Post Your Comments:
*Name:
*Comment:
*Email:
Related Image:
Study Tracks Masturbation Trends Among U.S. Teens 
(Date:6/28/2017)... , ... June 28, 2017 , ... ... management and financial planning assistance to clients in southern Montana, is announcing a ... by Zoo Montana. , The outreach programs offered by Zoo Montana provide students ...
(Date:6/28/2017)... (PRWEB) , ... June 28, 2017 , ... ... consulting firm servicing communities throughout the greater Cincinnati metropolitan area, is teaming up ... temporary lodgings for families with children receiving treatment in nearby hospitals. , Ronald ...
(Date:6/27/2017)... (PRWEB) , ... June 27, 2017 , ... DrugDev ... study is whether they can trust the sponsor to pay them correctly and on ... sponsors and CROs establish payment strategies that encourage sites to work on their studies. ...
(Date:6/27/2017)... ... 2017 , ... The Congressional Budget Office (CBO) projects that the Better Care ... Protection and Affordable Care Act (ACA), would result in 22 million Americans losing their ... , More than 20 million Americans have gained health insurance under the ACA, and ...
(Date:6/27/2017)... ... , ... A January 18th article on medGadget reports that the ... the year 2024 according to a new report. The article also notes that the ... Los Angeles area clinic Beverly Hills Periodontics & Dental Implant Center says that it ...
Breaking Medicine News(10 mins):
(Date:6/19/2017)... HORSHAM, Pa. , June 19, 2017  Researchers ... announced today that they will host a live, complimentary ... Perspectives from the benchtop to the real world" on ... PM EDT. This webinar will feature ... a rare look into the manipulation techniques abusers use ...
(Date:6/14/2017)... The Bio Supply Management Alliance (BSMA) has ... and the Biomedical Manufacturing Network to advance ... California by providing a platform for ... workforce development.

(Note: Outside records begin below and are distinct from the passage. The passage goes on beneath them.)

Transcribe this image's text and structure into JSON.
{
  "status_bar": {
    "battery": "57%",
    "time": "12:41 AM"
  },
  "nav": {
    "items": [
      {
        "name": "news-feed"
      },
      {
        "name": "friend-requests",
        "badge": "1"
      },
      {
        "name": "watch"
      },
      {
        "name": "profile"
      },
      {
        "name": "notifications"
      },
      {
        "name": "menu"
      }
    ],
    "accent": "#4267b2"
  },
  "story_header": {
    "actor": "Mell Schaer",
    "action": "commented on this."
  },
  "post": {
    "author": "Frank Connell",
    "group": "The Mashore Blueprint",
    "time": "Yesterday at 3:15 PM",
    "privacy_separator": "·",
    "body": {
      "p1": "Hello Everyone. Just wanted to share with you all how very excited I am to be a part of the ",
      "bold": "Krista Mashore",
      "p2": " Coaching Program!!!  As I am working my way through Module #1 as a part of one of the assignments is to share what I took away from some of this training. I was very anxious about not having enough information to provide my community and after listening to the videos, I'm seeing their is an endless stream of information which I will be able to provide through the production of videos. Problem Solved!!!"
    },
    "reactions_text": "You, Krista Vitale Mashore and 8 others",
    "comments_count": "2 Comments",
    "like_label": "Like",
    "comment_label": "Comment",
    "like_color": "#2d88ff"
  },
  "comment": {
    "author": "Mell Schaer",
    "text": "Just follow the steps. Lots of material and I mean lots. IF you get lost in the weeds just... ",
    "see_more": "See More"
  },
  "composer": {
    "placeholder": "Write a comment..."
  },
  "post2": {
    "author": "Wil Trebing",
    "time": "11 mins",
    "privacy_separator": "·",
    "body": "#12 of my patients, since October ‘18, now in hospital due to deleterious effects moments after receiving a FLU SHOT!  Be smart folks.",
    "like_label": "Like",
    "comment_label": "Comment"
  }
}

The primary focus of this alliance is ... well as small and mid-sized biomedical companies. ...
(Date:6/11/2017)... June 10, 2017  Eli Lilly and Company (NYSE: ... Phase 3 studies of galcanezumab, an investigational treatment for ... data on several key secondary endpoints for galcanezumab compared ... these studies (EVOLVE-1, EVOLVE-2 and REGAIN) will be presented ... meeting in Boston . ...
Breaking Medicine Technology: